It's 3 months of critical postnatal life for the little ones.
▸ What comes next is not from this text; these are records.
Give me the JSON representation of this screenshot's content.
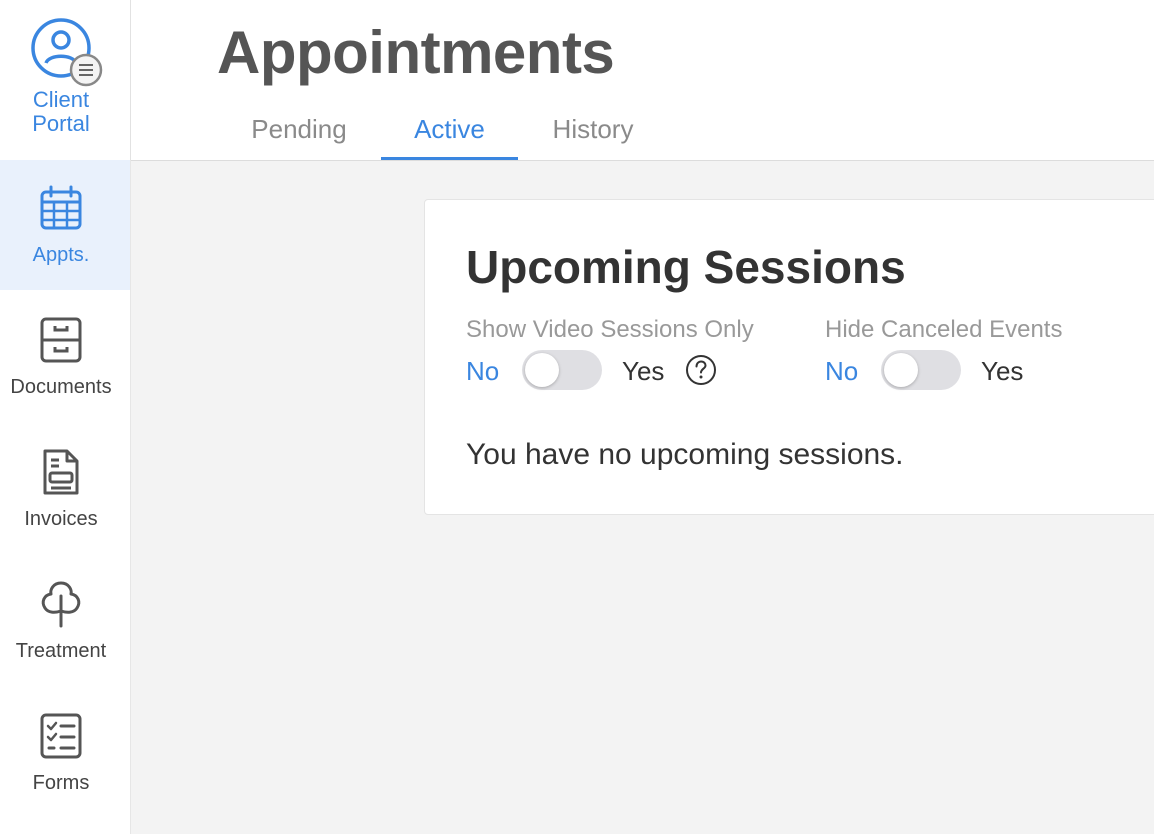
{
  "portal": {
    "label_line1": "Client",
    "label_line2": "Portal",
    "icon": "user-circle-menu-icon"
  },
  "sidebar": {
    "items": [
      {
        "label": "Appts.",
        "icon": "calendar-icon",
        "active": true
      },
      {
        "label": "Documents",
        "icon": "file-cabinet-icon",
        "active": false
      },
      {
        "label": "Invoices",
        "icon": "invoice-icon",
        "active": false
      },
      {
        "label": "Treatment",
        "icon": "tree-icon",
        "active": false
      },
      {
        "label": "Forms",
        "icon": "checklist-icon",
        "active": false
      }
    ]
  },
  "header": {
    "title": "Appointments",
    "tabs": [
      {
        "label": "Pending",
        "active": false
      },
      {
        "label": "Active",
        "active": true
      },
      {
        "label": "History",
        "active": false
      }
    ]
  },
  "card": {
    "title": "Upcoming Sessions",
    "filters": [
      {
        "label": "Show Video Sessions Only",
        "no": "No",
        "yes": "Yes",
        "value": "No"
      },
      {
        "label": "Hide Canceled Events",
        "no": "No",
        "yes": "Yes",
        "value": "No"
      }
    ],
    "empty_message": "You have no upcoming sessions."
  },
  "colors": {
    "accent": "#3a86e0",
    "title": "#555555",
    "muted": "#999999",
    "background": "#f3f3f3"
  }
}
A study published this week in NEJM looked at the incidence and causes of death among extremely premature infants from 2000 to 2011. The investigators prospectively collected data on over 22,000 extremely premature infants born in one of 25 Neonatal Research Centers. They followed them from birth to 120 days (or to death, discharge, or hospital transfer, if one of these occurred first). If hospitalized for more than 120 days, infants were evaluated for death until 1 year of age.Roughly one fourth of the infants died during their birth hospitalization (6075 deaths). Over 40% of deaths occurred in the first 12 hours after birth. Earlier gestational age at birth was linked to a worse outcome; infants who died had a mean gestational age a little over 24 weeks, versus 26 weeks in the infants who survived. Their mothers were also less likely to have received prenatal glucocorticoids (62% versus 88%).Overall, through the years, mortality declined. The number of deaths per 1000 live births was 275 in the 2000-2003 period; 285 in the 2004-2007 period; and 258 in the 2008-2011 period (P=0.003). The study detected significant changes in neonatal care across these periods. There was an increase in the percentage of women receiving any prenatal care, as well as the percentage receiving prenatal glucocorticoids. Use of prenatal antibiotics decreased, while use of high-frequency ventilation increased, more than doubling among the most premature infants.Trends in cause of mortality also shifted. The number of deaths attributed to respiratory distress syndrome and bronchopulmonary dysplasia decreased from the 2000-2003 period to the 2008-2011 period (from 83 to 68 per 1000 live births). This decrease accounted for more than half the decline in overall mortality. The number of deaths attributed to immaturity, infection, or central nervous system injury also fell. There was, however, an increase in the number of deaths attributed to necrotizing enterocolitis (from 23 to 30 per 1000 live births).“The increase in mortality attributed to necrotizing enterocolitis may be related to improvements in the early survival of infants who would have otherwise died before they reached the typical postnatal age at which necrotizing enterocolitis occurs,” the authors hypothesized.While this study was not designed to evaluate causality, it identified an improvement in overall and pulmonary-related mortality among extremely premature infants concurrent with changes in neonatal practice. The authors concluded, “Our findings underscore the continued need to develop and implement strategies for reducing the potentially lethal complications of premature birth.”- See more at: